It provides projections of North Sea-related revenues for an independent Scotland. By 2017-18, these range from around £4 billion to almost £12bn. This £8bn range is greater than the entire Scottish local government budget and gives some idea of the scope for budget variability.
As the analysis stands, there are some question marks over the assumptions used in these projections. Both the oil price and production scenarios highlighted tend to look at the upside of alternative projections, rather than the full range. So on prices, for example, it includes a variety of higher longer-term estimates, but excludes those by Norges Bank, the IMF and the OECD that are lower.
Their most optimistic scenario assumes: a relatively high oil price, a relatively high production profile and the extent of taxable revenues remaining relatively high. As a result, it is very much a top-of-the-range one and much less likely to transpire than the other scenarios outlined. Neither is it mirrored by an equally pessimistic scenario.
The document does not indicate which scenario it suggests would be most appropriate to use for government spending planning purposes. However, if the Scottish Government were to take the advice of its own Fiscal Commission, then “an attractive approach in the short term would be to plan the government’s spending plans on the basis of a cautious forecast of oil revenues produced by an independent fiscal commission”.
It could be argued that that is precisely what the UK Office for Budget Responsibility (OBR) currently provides.
Under most scenarios, North Sea revenues are expected to be flat or falling in real terms, in comparison with their expected 2012-13 level of around £7bn. Only by using the most optimistic scenario is there a bounce-back, and even then there seems no prospect of returning to the 1980s heyday.

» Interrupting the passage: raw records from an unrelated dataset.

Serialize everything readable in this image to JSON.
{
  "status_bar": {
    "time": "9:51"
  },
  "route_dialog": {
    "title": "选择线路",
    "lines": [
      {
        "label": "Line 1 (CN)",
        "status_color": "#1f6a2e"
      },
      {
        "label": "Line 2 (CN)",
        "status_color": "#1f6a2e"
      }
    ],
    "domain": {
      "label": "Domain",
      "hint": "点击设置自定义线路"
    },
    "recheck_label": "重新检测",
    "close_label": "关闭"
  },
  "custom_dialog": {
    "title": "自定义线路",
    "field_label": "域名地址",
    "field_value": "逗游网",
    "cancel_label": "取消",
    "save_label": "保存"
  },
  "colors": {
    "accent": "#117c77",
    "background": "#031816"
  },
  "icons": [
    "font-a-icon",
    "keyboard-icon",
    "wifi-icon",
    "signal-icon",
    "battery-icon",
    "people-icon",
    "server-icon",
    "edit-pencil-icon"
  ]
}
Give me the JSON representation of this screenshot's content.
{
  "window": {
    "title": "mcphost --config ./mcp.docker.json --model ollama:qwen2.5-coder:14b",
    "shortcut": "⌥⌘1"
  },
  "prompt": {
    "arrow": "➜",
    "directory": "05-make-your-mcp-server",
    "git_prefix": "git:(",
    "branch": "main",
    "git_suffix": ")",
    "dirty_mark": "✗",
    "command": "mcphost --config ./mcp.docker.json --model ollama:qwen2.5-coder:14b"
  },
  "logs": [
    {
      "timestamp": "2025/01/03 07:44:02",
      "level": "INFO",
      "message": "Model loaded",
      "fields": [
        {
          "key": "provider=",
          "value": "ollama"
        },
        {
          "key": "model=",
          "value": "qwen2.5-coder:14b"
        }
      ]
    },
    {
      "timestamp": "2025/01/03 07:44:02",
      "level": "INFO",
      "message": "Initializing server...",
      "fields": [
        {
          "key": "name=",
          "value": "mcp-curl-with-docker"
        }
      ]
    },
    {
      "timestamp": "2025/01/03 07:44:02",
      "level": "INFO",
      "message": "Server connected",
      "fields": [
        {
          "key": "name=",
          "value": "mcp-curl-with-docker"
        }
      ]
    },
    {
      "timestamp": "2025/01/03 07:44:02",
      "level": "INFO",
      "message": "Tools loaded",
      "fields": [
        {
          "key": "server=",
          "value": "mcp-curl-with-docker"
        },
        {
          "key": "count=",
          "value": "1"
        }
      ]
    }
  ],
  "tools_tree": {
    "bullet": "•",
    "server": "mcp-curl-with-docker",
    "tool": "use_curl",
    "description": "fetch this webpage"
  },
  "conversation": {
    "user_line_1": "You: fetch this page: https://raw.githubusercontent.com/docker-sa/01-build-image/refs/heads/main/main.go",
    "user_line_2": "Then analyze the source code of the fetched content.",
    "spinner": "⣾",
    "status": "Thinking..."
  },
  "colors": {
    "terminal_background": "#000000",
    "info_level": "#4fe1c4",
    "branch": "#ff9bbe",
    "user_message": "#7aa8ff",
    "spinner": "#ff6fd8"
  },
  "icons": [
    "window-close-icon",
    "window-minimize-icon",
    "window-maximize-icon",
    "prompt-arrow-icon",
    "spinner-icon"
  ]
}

The North Sea would clearly continue to be a very valuable resource for any economically independent Scotland. However, its management remains a key issue in terms of ensuring fiscal stability.
As the Fiscal Commission also recommends, in the long term Scotland should aim for an onshore budget balance and allow all oil and gas receipts to be saved in an oil fund. We remain some way from understanding how this might be achieved.
• John McLaren and Jo Armstrong are professors At the Centre For Public Policy For Regions, University Of Glasgow.